[Dataset rows describing interfaces]

-.-.-

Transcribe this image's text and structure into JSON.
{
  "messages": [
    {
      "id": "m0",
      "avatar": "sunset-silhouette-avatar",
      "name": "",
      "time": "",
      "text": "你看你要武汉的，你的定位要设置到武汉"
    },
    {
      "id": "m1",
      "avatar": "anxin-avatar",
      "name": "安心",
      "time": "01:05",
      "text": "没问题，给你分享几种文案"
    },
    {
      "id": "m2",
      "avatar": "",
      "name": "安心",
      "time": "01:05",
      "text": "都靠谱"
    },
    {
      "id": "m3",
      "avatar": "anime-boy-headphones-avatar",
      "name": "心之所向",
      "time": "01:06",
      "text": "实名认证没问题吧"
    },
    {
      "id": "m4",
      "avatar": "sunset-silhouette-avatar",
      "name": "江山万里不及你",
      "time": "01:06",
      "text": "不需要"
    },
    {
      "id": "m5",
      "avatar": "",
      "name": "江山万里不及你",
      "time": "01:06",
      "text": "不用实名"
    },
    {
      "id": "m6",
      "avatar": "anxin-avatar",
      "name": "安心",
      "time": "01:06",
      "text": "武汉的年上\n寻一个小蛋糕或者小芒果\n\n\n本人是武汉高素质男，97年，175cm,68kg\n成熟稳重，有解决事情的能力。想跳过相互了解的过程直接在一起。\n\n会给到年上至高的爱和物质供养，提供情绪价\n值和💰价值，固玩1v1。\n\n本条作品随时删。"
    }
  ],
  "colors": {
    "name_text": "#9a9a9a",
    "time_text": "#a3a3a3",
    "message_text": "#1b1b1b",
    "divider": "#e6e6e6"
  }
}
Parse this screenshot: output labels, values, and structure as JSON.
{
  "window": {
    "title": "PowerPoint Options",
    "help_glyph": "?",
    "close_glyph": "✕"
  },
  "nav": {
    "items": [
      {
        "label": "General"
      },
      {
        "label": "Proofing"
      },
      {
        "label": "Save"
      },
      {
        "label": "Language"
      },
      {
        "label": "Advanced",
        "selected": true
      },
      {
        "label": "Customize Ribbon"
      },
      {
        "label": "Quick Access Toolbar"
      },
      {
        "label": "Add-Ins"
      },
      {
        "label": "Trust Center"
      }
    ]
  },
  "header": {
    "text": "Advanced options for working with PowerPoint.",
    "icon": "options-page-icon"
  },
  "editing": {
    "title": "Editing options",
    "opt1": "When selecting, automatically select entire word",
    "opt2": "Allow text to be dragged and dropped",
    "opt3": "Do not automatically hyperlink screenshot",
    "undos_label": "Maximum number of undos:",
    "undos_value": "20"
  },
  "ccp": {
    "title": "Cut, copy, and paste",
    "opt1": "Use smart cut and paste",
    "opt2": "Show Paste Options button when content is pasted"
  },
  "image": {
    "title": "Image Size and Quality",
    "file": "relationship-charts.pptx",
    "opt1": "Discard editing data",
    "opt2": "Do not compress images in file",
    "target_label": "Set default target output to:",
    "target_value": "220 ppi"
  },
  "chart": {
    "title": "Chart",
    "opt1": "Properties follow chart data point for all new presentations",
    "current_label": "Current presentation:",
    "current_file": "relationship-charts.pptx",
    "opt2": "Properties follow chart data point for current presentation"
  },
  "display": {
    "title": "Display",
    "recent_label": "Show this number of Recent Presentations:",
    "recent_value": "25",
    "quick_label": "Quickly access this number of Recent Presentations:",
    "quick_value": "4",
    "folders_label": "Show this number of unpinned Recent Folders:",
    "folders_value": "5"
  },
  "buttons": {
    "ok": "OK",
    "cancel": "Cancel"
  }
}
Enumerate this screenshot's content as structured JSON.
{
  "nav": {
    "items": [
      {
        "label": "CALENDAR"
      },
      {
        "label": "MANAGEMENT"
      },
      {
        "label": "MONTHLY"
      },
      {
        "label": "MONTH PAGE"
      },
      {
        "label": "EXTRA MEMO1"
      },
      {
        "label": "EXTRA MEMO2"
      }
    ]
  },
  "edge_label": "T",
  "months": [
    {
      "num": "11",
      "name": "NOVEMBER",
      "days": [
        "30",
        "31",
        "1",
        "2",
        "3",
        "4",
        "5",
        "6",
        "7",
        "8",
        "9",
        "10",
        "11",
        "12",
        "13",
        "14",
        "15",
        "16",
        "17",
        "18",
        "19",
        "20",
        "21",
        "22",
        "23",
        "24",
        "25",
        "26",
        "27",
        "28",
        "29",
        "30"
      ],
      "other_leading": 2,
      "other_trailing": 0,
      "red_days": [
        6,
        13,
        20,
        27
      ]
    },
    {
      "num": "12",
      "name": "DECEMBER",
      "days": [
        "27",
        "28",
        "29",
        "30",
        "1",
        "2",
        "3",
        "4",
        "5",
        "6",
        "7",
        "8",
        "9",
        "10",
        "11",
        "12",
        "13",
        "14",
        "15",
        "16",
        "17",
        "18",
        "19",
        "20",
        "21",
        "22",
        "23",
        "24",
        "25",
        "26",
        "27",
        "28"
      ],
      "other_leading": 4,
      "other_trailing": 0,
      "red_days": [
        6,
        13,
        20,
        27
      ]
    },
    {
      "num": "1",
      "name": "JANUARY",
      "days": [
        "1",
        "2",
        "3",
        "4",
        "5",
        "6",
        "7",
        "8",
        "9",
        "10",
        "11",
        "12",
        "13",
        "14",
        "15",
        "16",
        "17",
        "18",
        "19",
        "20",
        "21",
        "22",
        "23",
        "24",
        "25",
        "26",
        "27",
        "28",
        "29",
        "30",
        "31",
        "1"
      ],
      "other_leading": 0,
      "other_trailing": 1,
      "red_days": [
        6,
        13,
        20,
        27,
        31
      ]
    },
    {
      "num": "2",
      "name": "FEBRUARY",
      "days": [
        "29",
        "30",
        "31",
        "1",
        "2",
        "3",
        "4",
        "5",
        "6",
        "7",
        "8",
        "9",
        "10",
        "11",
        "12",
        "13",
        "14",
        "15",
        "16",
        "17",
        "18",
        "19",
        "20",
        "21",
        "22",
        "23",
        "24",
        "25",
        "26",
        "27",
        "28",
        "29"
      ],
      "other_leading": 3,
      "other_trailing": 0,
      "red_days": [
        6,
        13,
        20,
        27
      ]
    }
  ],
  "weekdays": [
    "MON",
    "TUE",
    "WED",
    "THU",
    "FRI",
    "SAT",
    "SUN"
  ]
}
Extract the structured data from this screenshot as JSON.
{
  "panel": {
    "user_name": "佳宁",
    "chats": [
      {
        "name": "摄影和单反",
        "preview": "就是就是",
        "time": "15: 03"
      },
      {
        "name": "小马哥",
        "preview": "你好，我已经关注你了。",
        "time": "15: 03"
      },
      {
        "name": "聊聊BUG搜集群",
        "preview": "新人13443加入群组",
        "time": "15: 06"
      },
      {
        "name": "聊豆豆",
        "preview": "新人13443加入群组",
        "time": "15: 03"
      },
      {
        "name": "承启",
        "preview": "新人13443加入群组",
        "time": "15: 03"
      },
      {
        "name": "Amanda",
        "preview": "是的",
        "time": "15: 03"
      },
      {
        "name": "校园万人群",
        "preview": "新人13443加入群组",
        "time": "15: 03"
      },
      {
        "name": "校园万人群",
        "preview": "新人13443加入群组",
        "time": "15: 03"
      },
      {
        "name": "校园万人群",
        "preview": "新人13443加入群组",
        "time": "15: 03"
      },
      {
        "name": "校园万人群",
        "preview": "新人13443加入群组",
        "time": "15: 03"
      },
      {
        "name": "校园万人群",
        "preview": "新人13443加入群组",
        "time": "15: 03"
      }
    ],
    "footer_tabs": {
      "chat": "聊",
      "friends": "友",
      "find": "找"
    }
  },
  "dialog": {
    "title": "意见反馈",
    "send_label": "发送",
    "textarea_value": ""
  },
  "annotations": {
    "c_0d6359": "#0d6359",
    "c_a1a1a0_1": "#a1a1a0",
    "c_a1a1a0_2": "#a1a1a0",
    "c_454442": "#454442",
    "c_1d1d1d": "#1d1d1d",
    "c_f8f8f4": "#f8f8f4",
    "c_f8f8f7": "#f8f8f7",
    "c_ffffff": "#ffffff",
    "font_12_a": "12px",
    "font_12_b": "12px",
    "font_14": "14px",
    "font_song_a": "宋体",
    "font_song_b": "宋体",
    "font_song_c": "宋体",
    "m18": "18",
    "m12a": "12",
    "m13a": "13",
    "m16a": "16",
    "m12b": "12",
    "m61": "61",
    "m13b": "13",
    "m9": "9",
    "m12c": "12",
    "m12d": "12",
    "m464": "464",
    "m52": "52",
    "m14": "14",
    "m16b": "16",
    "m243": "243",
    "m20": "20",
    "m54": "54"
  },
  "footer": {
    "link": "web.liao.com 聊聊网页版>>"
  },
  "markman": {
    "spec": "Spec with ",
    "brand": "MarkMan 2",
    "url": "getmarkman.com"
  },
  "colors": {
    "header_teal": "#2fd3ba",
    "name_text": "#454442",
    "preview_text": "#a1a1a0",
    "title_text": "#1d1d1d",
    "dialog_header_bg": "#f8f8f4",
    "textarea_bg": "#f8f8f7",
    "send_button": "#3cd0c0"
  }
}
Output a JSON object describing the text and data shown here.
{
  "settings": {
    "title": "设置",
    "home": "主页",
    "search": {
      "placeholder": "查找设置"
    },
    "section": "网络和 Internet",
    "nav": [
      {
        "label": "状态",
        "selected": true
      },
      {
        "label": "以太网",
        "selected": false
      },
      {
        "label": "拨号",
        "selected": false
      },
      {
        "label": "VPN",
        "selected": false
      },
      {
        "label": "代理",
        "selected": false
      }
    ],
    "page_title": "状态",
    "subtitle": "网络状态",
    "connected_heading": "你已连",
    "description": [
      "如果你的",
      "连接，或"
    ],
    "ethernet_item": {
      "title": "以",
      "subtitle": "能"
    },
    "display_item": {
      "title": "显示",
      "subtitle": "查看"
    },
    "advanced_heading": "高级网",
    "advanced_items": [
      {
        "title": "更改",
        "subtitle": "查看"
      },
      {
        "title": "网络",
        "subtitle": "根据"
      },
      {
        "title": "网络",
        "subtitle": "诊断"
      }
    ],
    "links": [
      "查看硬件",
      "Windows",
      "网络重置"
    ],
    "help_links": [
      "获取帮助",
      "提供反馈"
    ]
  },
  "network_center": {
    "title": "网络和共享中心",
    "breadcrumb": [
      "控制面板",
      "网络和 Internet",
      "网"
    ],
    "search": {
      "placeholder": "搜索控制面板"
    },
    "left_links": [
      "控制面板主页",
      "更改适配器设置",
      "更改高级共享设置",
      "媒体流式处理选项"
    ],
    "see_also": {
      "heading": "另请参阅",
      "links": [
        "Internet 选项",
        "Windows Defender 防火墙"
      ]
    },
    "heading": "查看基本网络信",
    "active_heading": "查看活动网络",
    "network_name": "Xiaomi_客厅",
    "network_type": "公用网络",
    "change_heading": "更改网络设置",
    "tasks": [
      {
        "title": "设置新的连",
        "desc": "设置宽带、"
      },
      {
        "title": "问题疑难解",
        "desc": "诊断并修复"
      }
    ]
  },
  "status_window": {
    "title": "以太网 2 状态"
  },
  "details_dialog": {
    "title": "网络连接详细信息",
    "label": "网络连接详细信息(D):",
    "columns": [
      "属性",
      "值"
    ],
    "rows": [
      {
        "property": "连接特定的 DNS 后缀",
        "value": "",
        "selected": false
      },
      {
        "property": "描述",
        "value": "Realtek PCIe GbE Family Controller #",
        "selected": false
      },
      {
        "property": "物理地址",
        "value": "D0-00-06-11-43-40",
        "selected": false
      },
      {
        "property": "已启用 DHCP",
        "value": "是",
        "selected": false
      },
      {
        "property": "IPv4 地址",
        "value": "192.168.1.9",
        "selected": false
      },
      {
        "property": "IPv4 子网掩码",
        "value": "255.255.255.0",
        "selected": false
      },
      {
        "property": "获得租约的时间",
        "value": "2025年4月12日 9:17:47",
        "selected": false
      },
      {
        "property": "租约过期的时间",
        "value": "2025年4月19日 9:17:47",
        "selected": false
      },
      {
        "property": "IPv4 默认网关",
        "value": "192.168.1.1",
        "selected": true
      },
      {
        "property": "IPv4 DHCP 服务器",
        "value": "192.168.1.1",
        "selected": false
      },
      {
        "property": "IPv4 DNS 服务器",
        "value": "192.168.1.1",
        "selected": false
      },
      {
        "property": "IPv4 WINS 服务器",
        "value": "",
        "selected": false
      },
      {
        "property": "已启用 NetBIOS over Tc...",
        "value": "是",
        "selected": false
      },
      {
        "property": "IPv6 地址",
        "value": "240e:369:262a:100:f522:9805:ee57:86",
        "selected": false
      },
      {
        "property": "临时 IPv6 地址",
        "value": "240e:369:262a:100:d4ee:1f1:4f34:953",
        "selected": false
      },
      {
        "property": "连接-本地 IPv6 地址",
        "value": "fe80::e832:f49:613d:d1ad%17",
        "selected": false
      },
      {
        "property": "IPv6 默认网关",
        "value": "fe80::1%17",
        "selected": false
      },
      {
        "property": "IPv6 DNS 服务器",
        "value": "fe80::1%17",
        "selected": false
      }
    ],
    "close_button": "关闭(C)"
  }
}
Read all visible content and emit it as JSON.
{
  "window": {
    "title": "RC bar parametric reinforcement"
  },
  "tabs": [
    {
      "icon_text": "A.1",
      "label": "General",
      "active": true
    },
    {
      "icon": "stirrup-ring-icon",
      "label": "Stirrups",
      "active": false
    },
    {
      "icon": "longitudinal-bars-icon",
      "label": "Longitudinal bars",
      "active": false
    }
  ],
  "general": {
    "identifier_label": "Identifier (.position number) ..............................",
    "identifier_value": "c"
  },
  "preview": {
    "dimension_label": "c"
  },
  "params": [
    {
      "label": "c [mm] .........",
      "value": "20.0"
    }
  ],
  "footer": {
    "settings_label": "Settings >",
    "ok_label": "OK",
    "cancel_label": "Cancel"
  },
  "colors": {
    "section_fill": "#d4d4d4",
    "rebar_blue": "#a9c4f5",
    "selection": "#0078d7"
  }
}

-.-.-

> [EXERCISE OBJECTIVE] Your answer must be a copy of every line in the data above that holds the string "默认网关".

> [TASK ANSWER]
        "property": "IPv4 默认网关",
        "property": "IPv6 默认网关",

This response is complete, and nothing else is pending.